Data
----------

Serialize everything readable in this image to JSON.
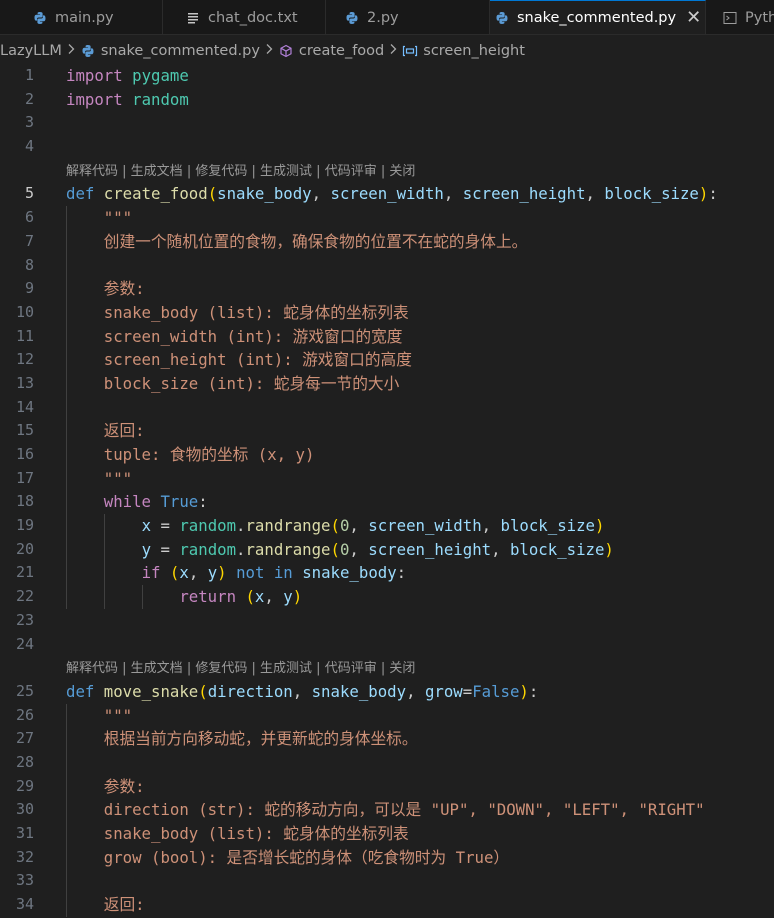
{
  "tabs": [
    {
      "label": "main.py",
      "icon": "python-icon",
      "active": false
    },
    {
      "label": "chat_doc.txt",
      "icon": "text-file-icon",
      "active": false
    },
    {
      "label": "2.py",
      "icon": "python-icon",
      "active": false
    },
    {
      "label": "snake_commented.py",
      "icon": "python-icon",
      "active": true
    },
    {
      "label": "Pyth",
      "icon": "terminal-icon",
      "active": false
    }
  ],
  "breadcrumb": {
    "folder": "LazyLLM",
    "file": "snake_commented.py",
    "function": "create_food",
    "variable": "screen_height"
  },
  "codelens": {
    "explain": "解释代码",
    "gen_doc": "生成文档",
    "fix": "修复代码",
    "gen_test": "生成测试",
    "review": "代码评审",
    "close": "关闭",
    "sep": " | "
  },
  "current_line": 5,
  "lines": [
    {
      "n": 1,
      "indent": 0,
      "tokens": [
        [
          "kw",
          "import"
        ],
        [
          "plain",
          " "
        ],
        [
          "mod",
          "pygame"
        ]
      ]
    },
    {
      "n": 2,
      "indent": 0,
      "tokens": [
        [
          "kw",
          "import"
        ],
        [
          "plain",
          " "
        ],
        [
          "mod",
          "random"
        ]
      ]
    },
    {
      "n": 3,
      "indent": 0,
      "tokens": []
    },
    {
      "n": 4,
      "indent": 0,
      "tokens": [],
      "lens_after": true
    },
    {
      "n": 5,
      "indent": 0,
      "tokens": [
        [
          "kw2",
          "def"
        ],
        [
          "plain",
          " "
        ],
        [
          "fn",
          "create_food"
        ],
        [
          "p1",
          "("
        ],
        [
          "var",
          "snake_body"
        ],
        [
          "plain",
          ", "
        ],
        [
          "var",
          "screen_width"
        ],
        [
          "plain",
          ", "
        ],
        [
          "var",
          "screen_height"
        ],
        [
          "plain",
          ", "
        ],
        [
          "var",
          "block_size"
        ],
        [
          "p1",
          ")"
        ],
        [
          "plain",
          ":"
        ]
      ]
    },
    {
      "n": 6,
      "indent": 1,
      "tokens": [
        [
          "str",
          "    \"\"\""
        ]
      ]
    },
    {
      "n": 7,
      "indent": 1,
      "tokens": [
        [
          "str",
          "    创建一个随机位置的食物，确保食物的位置不在蛇的身体上。"
        ]
      ]
    },
    {
      "n": 8,
      "indent": 1,
      "tokens": []
    },
    {
      "n": 9,
      "indent": 1,
      "tokens": [
        [
          "str",
          "    参数:"
        ]
      ]
    },
    {
      "n": 10,
      "indent": 1,
      "tokens": [
        [
          "str",
          "    snake_body (list): 蛇身体的坐标列表"
        ]
      ]
    },
    {
      "n": 11,
      "indent": 1,
      "tokens": [
        [
          "str",
          "    screen_width (int): 游戏窗口的宽度"
        ]
      ]
    },
    {
      "n": 12,
      "indent": 1,
      "tokens": [
        [
          "str",
          "    screen_height (int): 游戏窗口的高度"
        ]
      ]
    },
    {
      "n": 13,
      "indent": 1,
      "tokens": [
        [
          "str",
          "    block_size (int): 蛇身每一节的大小"
        ]
      ]
    },
    {
      "n": 14,
      "indent": 1,
      "tokens": []
    },
    {
      "n": 15,
      "indent": 1,
      "tokens": [
        [
          "str",
          "    返回:"
        ]
      ]
    },
    {
      "n": 16,
      "indent": 1,
      "tokens": [
        [
          "str",
          "    tuple: 食物的坐标 (x, y)"
        ]
      ]
    },
    {
      "n": 17,
      "indent": 1,
      "tokens": [
        [
          "str",
          "    \"\"\""
        ]
      ]
    },
    {
      "n": 18,
      "indent": 1,
      "tokens": [
        [
          "plain",
          "    "
        ],
        [
          "kw",
          "while"
        ],
        [
          "plain",
          " "
        ],
        [
          "kw2",
          "True"
        ],
        [
          "plain",
          ":"
        ]
      ]
    },
    {
      "n": 19,
      "indent": 2,
      "tokens": [
        [
          "plain",
          "        "
        ],
        [
          "var",
          "x"
        ],
        [
          "plain",
          " = "
        ],
        [
          "mod",
          "random"
        ],
        [
          "plain",
          "."
        ],
        [
          "fn",
          "randrange"
        ],
        [
          "p1",
          "("
        ],
        [
          "num",
          "0"
        ],
        [
          "plain",
          ", "
        ],
        [
          "var",
          "screen_width"
        ],
        [
          "plain",
          ", "
        ],
        [
          "var",
          "block_size"
        ],
        [
          "p1",
          ")"
        ]
      ]
    },
    {
      "n": 20,
      "indent": 2,
      "tokens": [
        [
          "plain",
          "        "
        ],
        [
          "var",
          "y"
        ],
        [
          "plain",
          " = "
        ],
        [
          "mod",
          "random"
        ],
        [
          "plain",
          "."
        ],
        [
          "fn",
          "randrange"
        ],
        [
          "p1",
          "("
        ],
        [
          "num",
          "0"
        ],
        [
          "plain",
          ", "
        ],
        [
          "var",
          "screen_height"
        ],
        [
          "plain",
          ", "
        ],
        [
          "var",
          "block_size"
        ],
        [
          "p1",
          ")"
        ]
      ]
    },
    {
      "n": 21,
      "indent": 2,
      "tokens": [
        [
          "plain",
          "        "
        ],
        [
          "kw",
          "if"
        ],
        [
          "plain",
          " "
        ],
        [
          "p1",
          "("
        ],
        [
          "var",
          "x"
        ],
        [
          "plain",
          ", "
        ],
        [
          "var",
          "y"
        ],
        [
          "p1",
          ")"
        ],
        [
          "plain",
          " "
        ],
        [
          "kw2",
          "not"
        ],
        [
          "plain",
          " "
        ],
        [
          "kw2",
          "in"
        ],
        [
          "plain",
          " "
        ],
        [
          "var",
          "snake_body"
        ],
        [
          "plain",
          ":"
        ]
      ]
    },
    {
      "n": 22,
      "indent": 3,
      "tokens": [
        [
          "plain",
          "            "
        ],
        [
          "kw",
          "return"
        ],
        [
          "plain",
          " "
        ],
        [
          "p1",
          "("
        ],
        [
          "var",
          "x"
        ],
        [
          "plain",
          ", "
        ],
        [
          "var",
          "y"
        ],
        [
          "p1",
          ")"
        ]
      ]
    },
    {
      "n": 23,
      "indent": 0,
      "tokens": []
    },
    {
      "n": 24,
      "indent": 0,
      "tokens": [],
      "lens_after": true
    },
    {
      "n": 25,
      "indent": 0,
      "tokens": [
        [
          "kw2",
          "def"
        ],
        [
          "plain",
          " "
        ],
        [
          "fn",
          "move_snake"
        ],
        [
          "p1",
          "("
        ],
        [
          "var",
          "direction"
        ],
        [
          "plain",
          ", "
        ],
        [
          "var",
          "snake_body"
        ],
        [
          "plain",
          ", "
        ],
        [
          "var",
          "grow"
        ],
        [
          "plain",
          "="
        ],
        [
          "kw2",
          "False"
        ],
        [
          "p1",
          ")"
        ],
        [
          "plain",
          ":"
        ]
      ]
    },
    {
      "n": 26,
      "indent": 1,
      "tokens": [
        [
          "str",
          "    \"\"\""
        ]
      ]
    },
    {
      "n": 27,
      "indent": 1,
      "tokens": [
        [
          "str",
          "    根据当前方向移动蛇，并更新蛇的身体坐标。"
        ]
      ]
    },
    {
      "n": 28,
      "indent": 1,
      "tokens": []
    },
    {
      "n": 29,
      "indent": 1,
      "tokens": [
        [
          "str",
          "    参数:"
        ]
      ]
    },
    {
      "n": 30,
      "indent": 1,
      "tokens": [
        [
          "str",
          "    direction (str): 蛇的移动方向，可以是 \"UP\", \"DOWN\", \"LEFT\", \"RIGHT\""
        ]
      ]
    },
    {
      "n": 31,
      "indent": 1,
      "tokens": [
        [
          "str",
          "    snake_body (list): 蛇身体的坐标列表"
        ]
      ]
    },
    {
      "n": 32,
      "indent": 1,
      "tokens": [
        [
          "str",
          "    grow (bool): 是否增长蛇的身体（吃食物时为 True）"
        ]
      ]
    },
    {
      "n": 33,
      "indent": 1,
      "tokens": []
    },
    {
      "n": 34,
      "indent": 1,
      "tokens": [
        [
          "str",
          "    返回:"
        ]
      ]
    }
  ]
}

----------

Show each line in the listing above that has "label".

      "label": "main.py",
      "label": "chat_doc.txt",
      "label": "2.py",
      "label": "snake_commented.py",
      "label": "Pyth",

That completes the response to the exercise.